Conditions : Normal Watering for Outdoor Plants
Normal watering means that soil should be kept evenly moist and watered regularly, as conditions require. Most plants like 1 inch of water a week during the growing season, but take care not to over water. The first two years after a plant is installed, regular watering is important for establishment. The first year is critical. It is better to water once a week and water deeply, than to water frequently for a few minutes.
PlantingHow-to : Preparing Garden Beds
Use a soil testing kit to determine the acidity or alkalinity of the soil before beginning any garden bed preparation. This will help you determine which plants are best suited for your site. Check soil drainage and correct drainage where standing water remains. Clear weeds and debris from planting areas and continue to remove weeds as soon as they come up.
A week to 10 days before planting, add 2 to 4 inches of aged manure or compost and work into the planting site to improve fertility and increase water retention and drainage. If soil composition is weak, a layer of topsoil should be considered as well. No matter if your soil is sand or clay, it can be improved by adding the same thing: organic matter. The more, the better; work deep into the soil. Prepare beds to an 18 inch deep for perennials. This will seem like a tremendous amount of work now, but will greatly pay off later. Besides, this is not something that is easily done later, once plants have been established.
How-to : Preparing Containers
Containers are excellent when used as an ornamental feature, a planting option when there is little or no soil to plant in, or for plants that require a soil type not found in the garden or when soil drainage in the garden is inferior. If growing more than one plant in a container, make sure that all have similar cultural requirements. Choose a container that is deep and large enough to allow root development and growth as well as proportional balance between the fully developed plant and the container. Plant large containers in the place you intend them to stay. All containers should have drainage holes. A mesh screen, broken clay pot pieces(crock) or a paper coffee filter placed over the hole will keep soil from washing out. The potting soil you select should be an appropriate mix for the plants you have chosen. Quality soils (or soil-less medias) absorb moisture readily and evenly when wet. If water runs off soil upon initial wetting, this is an indicator that your soil may not be as good as you think.

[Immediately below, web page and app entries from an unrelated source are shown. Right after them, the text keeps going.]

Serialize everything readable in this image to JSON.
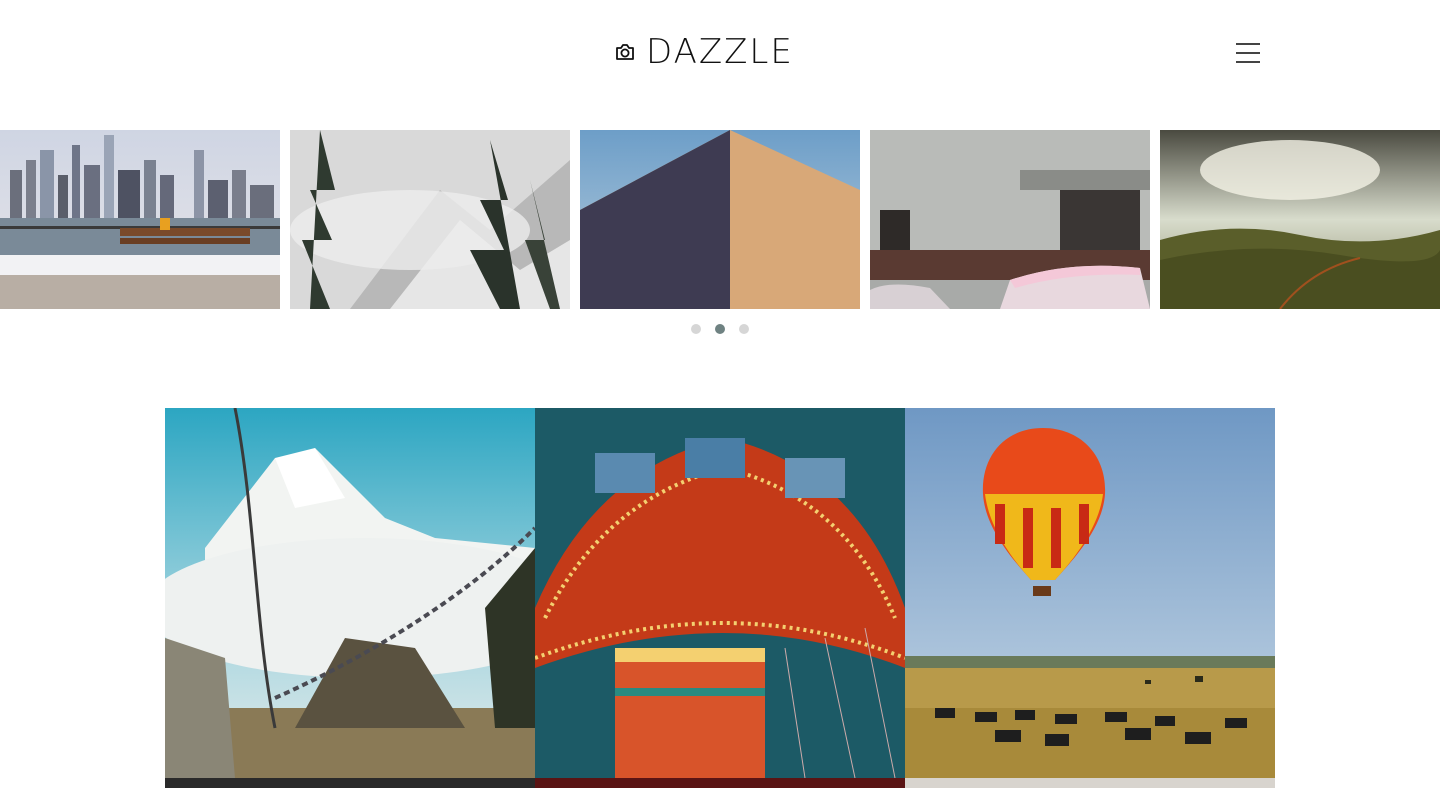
{
  "brand": {
    "name": "DAZZLE",
    "icon": "camera-icon"
  },
  "header": {
    "menu_icon": "hamburger-menu-icon"
  },
  "carousel": {
    "slides": [
      {
        "label": "city-skyline-bench"
      },
      {
        "label": "snowy-mountain-forest"
      },
      {
        "label": "sand-dune"
      },
      {
        "label": "old-building-cars"
      },
      {
        "label": "valley-sunlight"
      }
    ],
    "dots": 3,
    "active_dot": 1
  },
  "gallery": {
    "tiles": [
      {
        "label": "mountain-prayer-flags"
      },
      {
        "label": "carnival-swing-ride"
      },
      {
        "label": "hot-air-balloon-zebras"
      }
    ]
  },
  "colors": {
    "dot_inactive": "#d6d6d6",
    "dot_active": "#6f8282",
    "text": "#111111"
  }
}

Prior to filling a container with soil, wet potting soil in the bag or place in a tub or wheelbarrow so that it is evenly moist. Fill container about halfway full or to a level that will allow plants, when planted, to be just below the rim of the pot. Rootballs should be level with soil line when project is complete. Water well.
MiscellaneousGlossary : Seed Start
Seed Start: easily propagated from seed.